*WORK TASK*: Read the records below and copy each line that contains "visible".

══════════

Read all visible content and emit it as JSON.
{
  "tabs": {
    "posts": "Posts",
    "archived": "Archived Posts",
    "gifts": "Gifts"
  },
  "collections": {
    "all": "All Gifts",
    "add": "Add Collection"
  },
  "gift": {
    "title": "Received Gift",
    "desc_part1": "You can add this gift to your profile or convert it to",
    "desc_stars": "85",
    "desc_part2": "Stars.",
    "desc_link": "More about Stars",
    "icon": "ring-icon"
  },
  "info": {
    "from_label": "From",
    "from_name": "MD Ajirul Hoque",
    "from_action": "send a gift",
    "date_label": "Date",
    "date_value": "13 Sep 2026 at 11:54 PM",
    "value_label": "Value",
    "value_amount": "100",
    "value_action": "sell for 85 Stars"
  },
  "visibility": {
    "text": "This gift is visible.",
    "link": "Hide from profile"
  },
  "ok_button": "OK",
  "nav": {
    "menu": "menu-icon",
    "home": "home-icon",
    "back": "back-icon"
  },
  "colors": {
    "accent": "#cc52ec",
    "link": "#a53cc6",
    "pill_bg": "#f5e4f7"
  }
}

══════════

*COMPLETED EXERCISE*:
Read all visible content and emit it as JSON.
    "text": "This gift is visible.",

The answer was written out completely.